LINE 1: Univ of Chicago, Attn: Antonella Wellman, 6054 S. Drexel Ave, 400
LINE 2: Chicago, IL 60637
- Foreign Address (non U.S. address) must be filled in
- Birth information – must match passport
- 6a – Country of citizenship. Write entire name and do not use abbreviations. This must match country listed on I-20 and passport.
- 6b – write 'N/A'
6c – F-1 or J-1, visa number (see red # listed on visa). Do not enter visa expiration date. Write D/S 'duration of status' instead of visa expiration date.:
- Example: F-1, C8835628, D/S
- Canadian passport holders: F-1, Canadian – no visa
- 6d – check passport, and fill in country of issue, passport number, expiration date and most recent entry date to U.S.
- 6e –Check 'No'
- 6f - Write 'N/A' in name fields
- 6g – write 'University of Chicago' and 'Chicago, IL', duration of program should be taken from I-20 or DS-2019, (e.g. '45 months')
- Sign, date and provide phone number
For ITIN applications, W-8BEN Form is ONLY required if you put Exception 2(b) on the W-7
- The University may require a W-8 for all students for internal Payroll or University purposes. However, for the ITIN application itself (the appointment with OIA), an W-8 is needed ONLY if you are from a tax treaty country (exception 2B on the W-7)
- Complete Part I of this form and sign it. Parts II and III should be left blank for this application.
- This copy is for ITIN applications only. We cannot provide guidance on other uses of the form, such as claiming tax treaty benefits.
OIA helps process your ITIN application with the IRS, but is not involved in completing the additional steps needed to receive your payment. After your appointment, the following steps will occur:
OIA will provide you with an OIA Receipt, which acts as your ITIN application receipt. You will need this to receive your award.
- You must provide this OIA Receipt to your Dean of Student's office. In some cases, you must also provide a copy to your department's administrator, or HR representative.
- OIA will mail your application to the IRS
The IRS will receive and process your application
- It typically takes 2-3 months for the IRS to approve your application.
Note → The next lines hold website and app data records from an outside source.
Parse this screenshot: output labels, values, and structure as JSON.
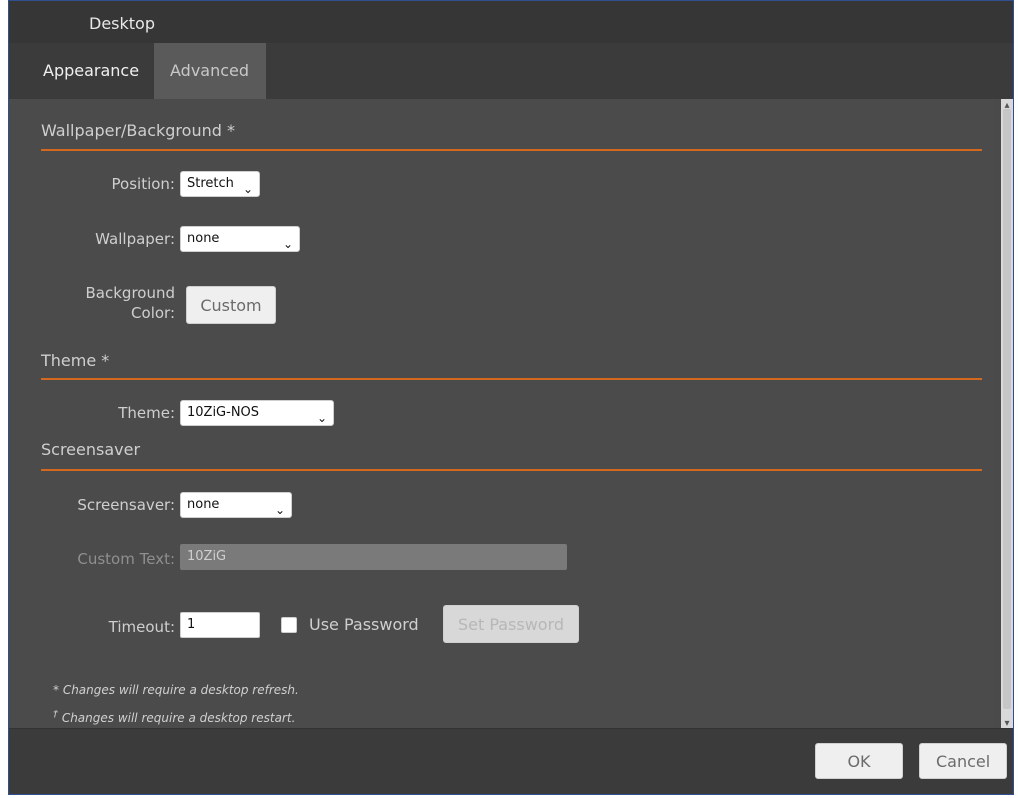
{
  "window": {
    "title": "Desktop"
  },
  "tabs": [
    {
      "label": "Appearance",
      "active": true
    },
    {
      "label": "Advanced",
      "active": false
    }
  ],
  "sections": {
    "wallpaper": {
      "title": "Wallpaper/Background *",
      "position_label": "Position:",
      "position_value": "Stretch",
      "wallpaper_label": "Wallpaper:",
      "wallpaper_value": "none",
      "background_label_line1": "Background",
      "background_label_line2": "Color:",
      "custom_button": "Custom"
    },
    "theme": {
      "title": "Theme *",
      "theme_label": "Theme:",
      "theme_value": "10ZiG-NOS"
    },
    "screensaver": {
      "title": "Screensaver",
      "screensaver_label": "Screensaver:",
      "screensaver_value": "none",
      "custom_text_label": "Custom Text:",
      "custom_text_value": "10ZiG",
      "timeout_label": "Timeout:",
      "timeout_value": "1",
      "use_password_label": "Use Password",
      "set_password_button": "Set Password"
    }
  },
  "notes": {
    "refresh": "* Changes will require a desktop refresh.",
    "restart_marker": "†",
    "restart": " Changes will require a desktop restart."
  },
  "footer": {
    "ok": "OK",
    "cancel": "Cancel"
  },
  "colors": {
    "accent_line": "#d2691e",
    "bg": "#4b4b4b",
    "titlebar": "#363636",
    "footer": "#3b3b3b"
  },
  "icons": {
    "chevron": "chevron-down-icon",
    "scroll_up": "scroll-up-icon",
    "scroll_down": "scroll-down-icon"
  }
}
The IRS will not expedite ITIN applications.
- The IRS will mail your ITIN approval notice to the University Payroll office (the address indicated on your W-7 form).
- Payroll will enter your ITIN information into the University system (Workday). You might receive an automatic email from Workday indicating that a new document has been updated.
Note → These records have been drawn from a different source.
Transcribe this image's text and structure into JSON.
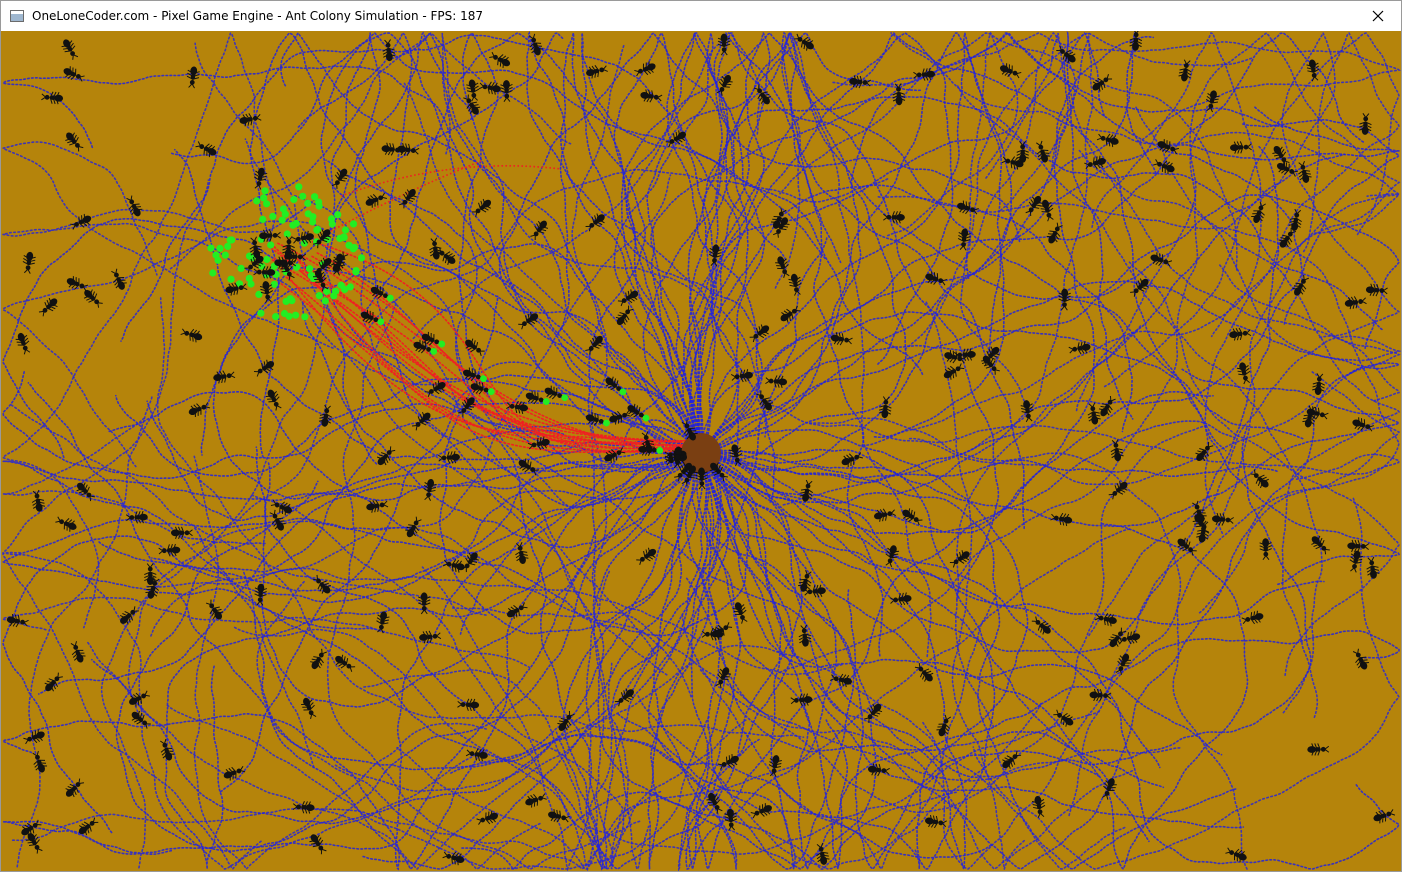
{
  "window": {
    "title": "OneLoneCoder.com - Pixel Game Engine - Ant Colony Simulation - FPS: 187",
    "close_icon": "close-icon",
    "app_icon": "window-app-icon"
  },
  "scene": {
    "background_color": "#b5840b",
    "nest_color": "#7a3f12",
    "ant_color": "#111111",
    "home_trail_color": "#2222dd",
    "food_trail_color": "#ee2222",
    "food_color": "#22ee22",
    "ant_count": 240,
    "food_pellet_count": 90,
    "food_carriers": 12
  }
}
A few days later, Payroll will email you when your original ITIN notice is ready to pick up at their office and will provide you with additional pick-up instructions. Your ITIN is ready when you receive this notification.
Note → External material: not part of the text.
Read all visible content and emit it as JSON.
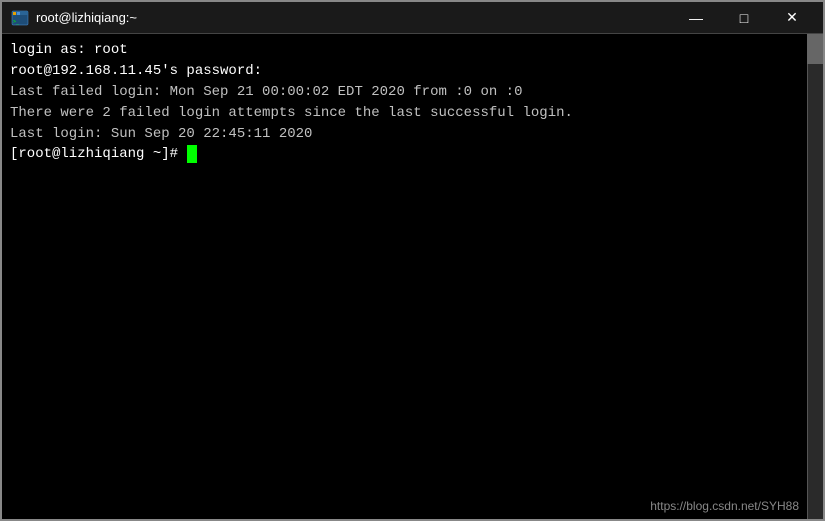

Until you receive an email from Payroll, you can assume that your ITIN application is still being processed. If you have been waiting more than four months for your ITIN to be approved or if you have additional questions about your ITIN number, you can contact Payroll at: email@example.com
Application Issues: If your application is rejected (it is rare, but it does happen), you will receive an email notification.
Applying for an ITIN is just one step in receiving your University award. OIA helps submit your ITIN application to the IRS, but you will receive your award and manage all other paperwork with your Dean of Students office or department directly.
You do not need to have the actual ITIN number to receive your award, but you must have proof you applied for the number (OIA Receipt).
If you have any questions, please follow up with your department or Dean of Student's office directly.
If you are receiving a taxable scholarship or stipend, you will require your actual ITIN number to file your tax return. The IRS takes about 6-8 weeks to process ITIN applications. If you need your ITIN to file taxes, you will be able to do so utilizing tax assistance software sent to international students in late-February/early March each calendar year.
If you are from a tax treaty country and you have your actual ITIN number, you may be able to reclaim some or all of the withheld tax from your University award or stipend. Contact your departmental HR or financial office for more information. Because advisers in our office are not tax experts, OIA will not be able to advise you on if or how you can get a tax refund or other individual tax matters.